The concept of an Individual Action Plan has personally been an incredible organizing and planning tool for my entire life, and changed the direction of our family business.
When I was in high school, our family business started using a business consultant, who taught every one of our 25 employees how to create and use a personal action plan.
My mother had 3 retail stores, two production facilities and a business services division with hundreds of accounts.
When every person had an action plan and they had “quarterly action plan meetings” they were able to focus on the daily work AND make progress on those pesky projects. It also made it easy to see how everyone was contributing and working together on business building activities.
It made the difference between chaos and progress, and transitioned us from overwhelm to a professionally managed profitable business.
There are two inter-related purposes for action plans-– the first is to monitor and prioritize activities that support major projects or programs. The second is to use action plans as a training and development tool. I say inter-related because when people contribute to projects this contributes to their skill and competency development.
Your employees want and need ongoing reminders and assistance with taking action on bigger projects, so that they make progress and focus on small steps every week.
When they have a written action plan, and they review in your weekly coaching conversations, this helps them stay on track. If you don’t review and hold them accountable to make progress, anything beyond daily urgent work gets forgotten.

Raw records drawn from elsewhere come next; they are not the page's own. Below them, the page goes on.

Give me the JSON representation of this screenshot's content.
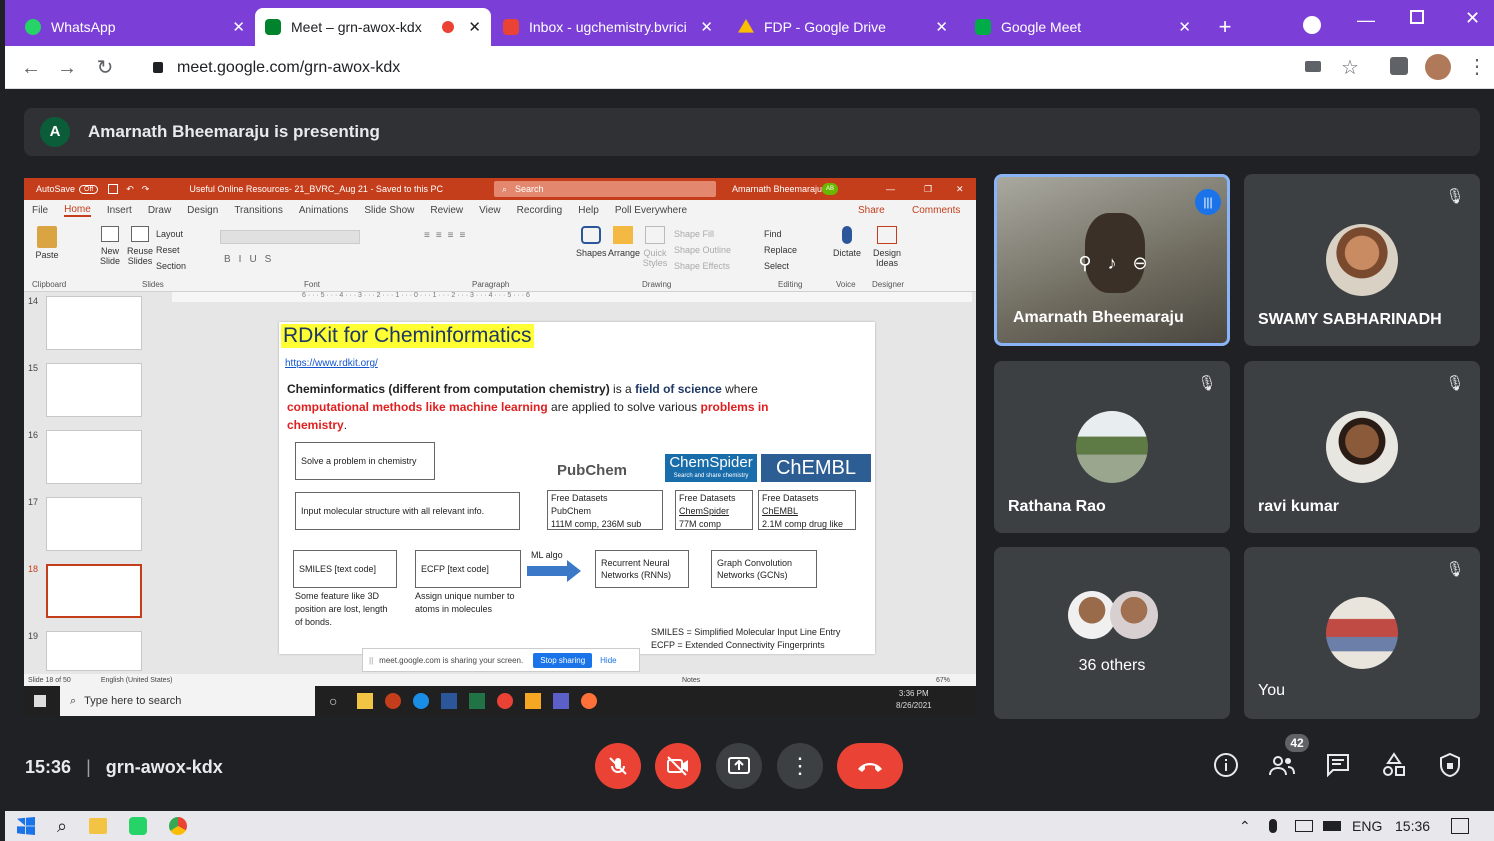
{
  "tabs": [
    {
      "title": "WhatsApp",
      "favcolor": "#25d366"
    },
    {
      "title": "Meet – grn-awox-kdx",
      "favcolor": "#00832d",
      "active": true
    },
    {
      "title": "Inbox - ugchemistry.bvrici",
      "favcolor": "#ea4335"
    },
    {
      "title": "FDP - Google Drive",
      "favcolor": "#fbbc04"
    },
    {
      "title": "Google Meet",
      "favcolor": "#00ac47"
    }
  ],
  "address": {
    "url": "meet.google.com/grn-awox-kdx"
  },
  "presenter": {
    "initial": "A",
    "banner": "Amarnath Bheemaraju is presenting"
  },
  "ppt": {
    "titlebar": {
      "autosave": "AutoSave",
      "autosave_state": "Off",
      "filename": "Useful Online Resources- 21_BVRC_Aug 21  -  Saved to this PC",
      "search": "Search",
      "user": "Amarnath Bheemaraju",
      "user_initials": "AB"
    },
    "menu": [
      "File",
      "Home",
      "Insert",
      "Draw",
      "Design",
      "Transitions",
      "Animations",
      "Slide Show",
      "Review",
      "View",
      "Recording",
      "Help",
      "Poll Everywhere"
    ],
    "share": "Share",
    "comments": "Comments",
    "ribbon": {
      "paste": "Paste",
      "newslide": "New Slide",
      "reuse": "Reuse Slides",
      "layout": "Layout",
      "reset": "Reset",
      "section": "Section",
      "shapes": "Shapes",
      "arrange": "Arrange",
      "quickstyles": "Quick Styles",
      "shapefill": "Shape Fill",
      "shapeoutline": "Shape Outline",
      "shapeeffects": "Shape Effects",
      "find": "Find",
      "replace": "Replace",
      "select": "Select",
      "dictate": "Dictate",
      "designideas": "Design Ideas",
      "groups": [
        "Clipboard",
        "Slides",
        "Font",
        "Paragraph",
        "Drawing",
        "Editing",
        "Voice",
        "Designer"
      ]
    },
    "ruler": "6 · · · 5 · · · 4 · · · 3 · · · 2 · · · 1 · · · 0 · · · 1 · · · 2 · · · 3 · · · 4 · · · 5 · · · 6",
    "thumb_numbers": [
      "14",
      "15",
      "16",
      "17",
      "18",
      "19"
    ],
    "slide": {
      "title": "RDKit for Cheminformatics",
      "link": "https://www.rdkit.org/",
      "body_1": "Cheminformatics (different from computation chemistry)",
      "body_2": " is a ",
      "body_3": "field of science",
      "body_4": " where ",
      "body_5": "computational methods like machine learning",
      "body_6": " are applied to solve various ",
      "body_7": "problems in chemistry",
      "body_8": ".",
      "box_solve": "Solve a problem in chemistry",
      "box_input": "Input molecular structure with all relevant info.",
      "logo_pubchem": "PubChem",
      "logo_chemspider": "ChemSpider",
      "logo_chemspider_sub": "Search and share chemistry",
      "logo_chembl": "ChEMBL",
      "pubchem_1": "Free Datasets",
      "pubchem_2": "PubChem",
      "pubchem_3": "111M comp, 236M sub",
      "cs_1": "Free Datasets",
      "cs_2": "ChemSpider",
      "cs_3": "77M comp",
      "chembl_1": "Free Datasets",
      "chembl_2": "ChEMBL",
      "chembl_3": "2.1M comp drug like",
      "smiles": "SMILES [text code]",
      "ecfp": "ECFP [text code]",
      "mlalgo": "ML algo",
      "rnn": "Recurrent Neural Networks (RNNs)",
      "gcn": "Graph Convolution Networks (GCNs)",
      "smiles_note": "Some feature like 3D position are lost, length of bonds.",
      "ecfp_note": "Assign unique number to atoms in molecules",
      "def_smiles": "SMILES = Simplified Molecular Input Line Entry",
      "def_ecfp": "ECFP = Extended Connectivity Fingerprints"
    },
    "sharing": {
      "text": "meet.google.com is sharing your screen.",
      "stop": "Stop sharing",
      "hide": "Hide"
    },
    "status": {
      "slide": "Slide 18 of 50",
      "lang": "English (United States)",
      "notes": "Notes",
      "zoom": "67%"
    },
    "taskbar": {
      "search": "Type here to search",
      "time": "3:36 PM",
      "date": "8/26/2021"
    }
  },
  "participants": [
    {
      "name": "Amarnath Bheemaraju",
      "speaking": true
    },
    {
      "name": "SWAMY SABHARINADH"
    },
    {
      "name": "Rathana Rao"
    },
    {
      "name": "ravi kumar"
    },
    {
      "name": "36 others"
    },
    {
      "name": "You"
    }
  ],
  "bottom": {
    "time": "15:36",
    "separator": "|",
    "code": "grn-awox-kdx",
    "people_count": "42"
  },
  "wintaskbar": {
    "lang": "ENG",
    "time": "15:36"
  },
  "colors": {
    "accent": "#8ab4f8",
    "danger": "#ea4335",
    "tabstrip": "#7b3fd8"
  }
}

Quarterly Action Plans Overview:
Ideally you need to do a bit of design and discovery to begin the action plan process.
First you need to compile a full list of all active company-wide projects and create an action plan for each, with sections or tasks assigned to the responsible person. [More than 4 projects— prune the list down.]

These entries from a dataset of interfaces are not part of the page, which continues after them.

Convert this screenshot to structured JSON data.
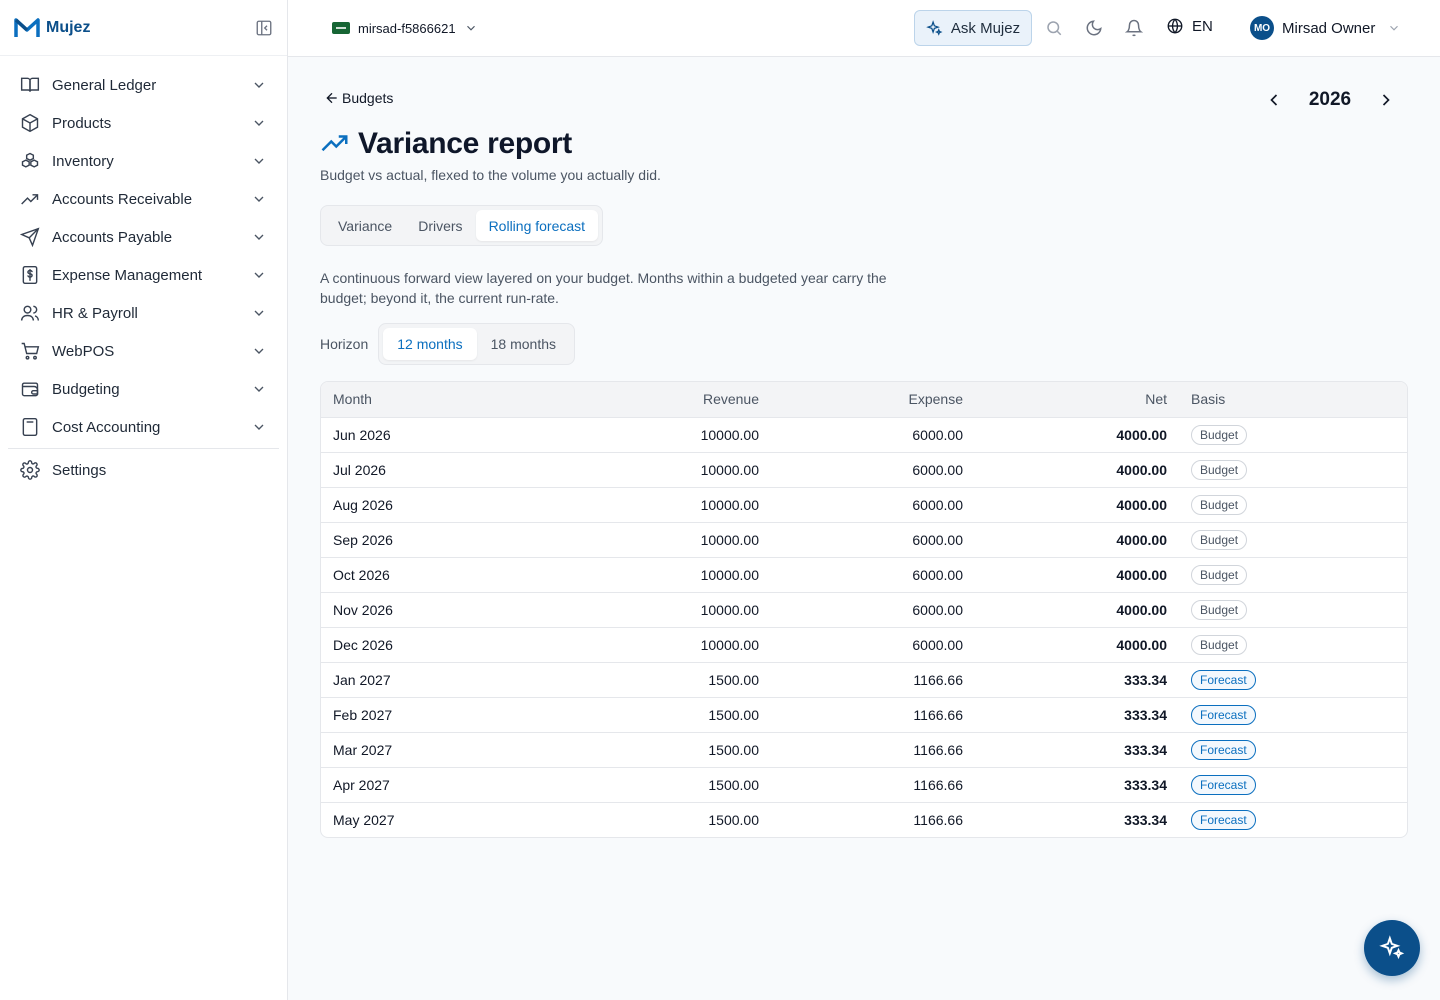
{
  "brand": {
    "name": "Mujez"
  },
  "sidebar": {
    "items": [
      {
        "label": "General Ledger",
        "icon": "book-open-icon"
      },
      {
        "label": "Products",
        "icon": "box-icon"
      },
      {
        "label": "Inventory",
        "icon": "boxes-icon"
      },
      {
        "label": "Accounts Receivable",
        "icon": "trending-up-icon"
      },
      {
        "label": "Accounts Payable",
        "icon": "send-icon"
      },
      {
        "label": "Expense Management",
        "icon": "receipt-dollar-icon"
      },
      {
        "label": "HR & Payroll",
        "icon": "users-icon"
      },
      {
        "label": "WebPOS",
        "icon": "cart-icon"
      },
      {
        "label": "Budgeting",
        "icon": "wallet-icon"
      },
      {
        "label": "Cost Accounting",
        "icon": "calculator-icon"
      }
    ],
    "settings_label": "Settings"
  },
  "topbar": {
    "tenant": "mirsad-f5866621",
    "ask_label": "Ask Mujez",
    "language": "EN",
    "user_initials": "MO",
    "user_name": "Mirsad Owner"
  },
  "page": {
    "back_label": "Budgets",
    "year": "2026",
    "title": "Variance report",
    "subtitle": "Budget vs actual, flexed to the volume you actually did.",
    "tabs": [
      "Variance",
      "Drivers",
      "Rolling forecast"
    ],
    "active_tab": "Rolling forecast",
    "description": "A continuous forward view layered on your budget. Months within a budgeted year carry the budget; beyond it, the current run-rate.",
    "horizon_label": "Horizon",
    "horizon_options": [
      "12 months",
      "18 months"
    ],
    "horizon_selected": "12 months"
  },
  "table": {
    "columns": [
      "Month",
      "Revenue",
      "Expense",
      "Net",
      "Basis"
    ],
    "rows": [
      {
        "month": "Jun 2026",
        "revenue": "10000.00",
        "expense": "6000.00",
        "net": "4000.00",
        "basis": "Budget"
      },
      {
        "month": "Jul 2026",
        "revenue": "10000.00",
        "expense": "6000.00",
        "net": "4000.00",
        "basis": "Budget"
      },
      {
        "month": "Aug 2026",
        "revenue": "10000.00",
        "expense": "6000.00",
        "net": "4000.00",
        "basis": "Budget"
      },
      {
        "month": "Sep 2026",
        "revenue": "10000.00",
        "expense": "6000.00",
        "net": "4000.00",
        "basis": "Budget"
      },
      {
        "month": "Oct 2026",
        "revenue": "10000.00",
        "expense": "6000.00",
        "net": "4000.00",
        "basis": "Budget"
      },
      {
        "month": "Nov 2026",
        "revenue": "10000.00",
        "expense": "6000.00",
        "net": "4000.00",
        "basis": "Budget"
      },
      {
        "month": "Dec 2026",
        "revenue": "10000.00",
        "expense": "6000.00",
        "net": "4000.00",
        "basis": "Budget"
      },
      {
        "month": "Jan 2027",
        "revenue": "1500.00",
        "expense": "1166.66",
        "net": "333.34",
        "basis": "Forecast"
      },
      {
        "month": "Feb 2027",
        "revenue": "1500.00",
        "expense": "1166.66",
        "net": "333.34",
        "basis": "Forecast"
      },
      {
        "month": "Mar 2027",
        "revenue": "1500.00",
        "expense": "1166.66",
        "net": "333.34",
        "basis": "Forecast"
      },
      {
        "month": "Apr 2027",
        "revenue": "1500.00",
        "expense": "1166.66",
        "net": "333.34",
        "basis": "Forecast"
      },
      {
        "month": "May 2027",
        "revenue": "1500.00",
        "expense": "1166.66",
        "net": "333.34",
        "basis": "Forecast"
      }
    ]
  },
  "colors": {
    "brand": "#0b4f8a",
    "accent": "#0b6fbf",
    "forecast": "#0b6fbf"
  }
}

Second, you should meet with everyone individually to discuss their desired training and development direction [part of your annual performance conversation.]
Both of these topics become action steps on an individual quarterly action plan.
What goes on an action plan?
Specific training for the quarter- aligned with personal interest and business need
Stretch assignments– areas where this person can enrich or enlarge their job duties beyond the current role
Delegation items to take over responsibility from peer or manager
Action items or steps from company-wide or department projects assigned to this person
Cross-training to “back up” or shadow someone
Research opportunities– what problem can they investigate possible solutions?
Outside/ formal training programs or workshops, such as industry certification or a job-related degree
Action plans also need to list specific action items, aligned with a broader goal, who is responsible, and a target date for completion.
They are an integral part of aligning every team member’s work with the business goals, and to leverage the rhythm of weekly coaching with progress on business-improvement projects.
As an added bonus, you will be building trust and the engagement of your team by focusing on the key drivers of retention. With the right topics and agenda, the quarterly action plan meetings become “stay interviews”– a technique that employers are finding valuable to hold onto their high performers.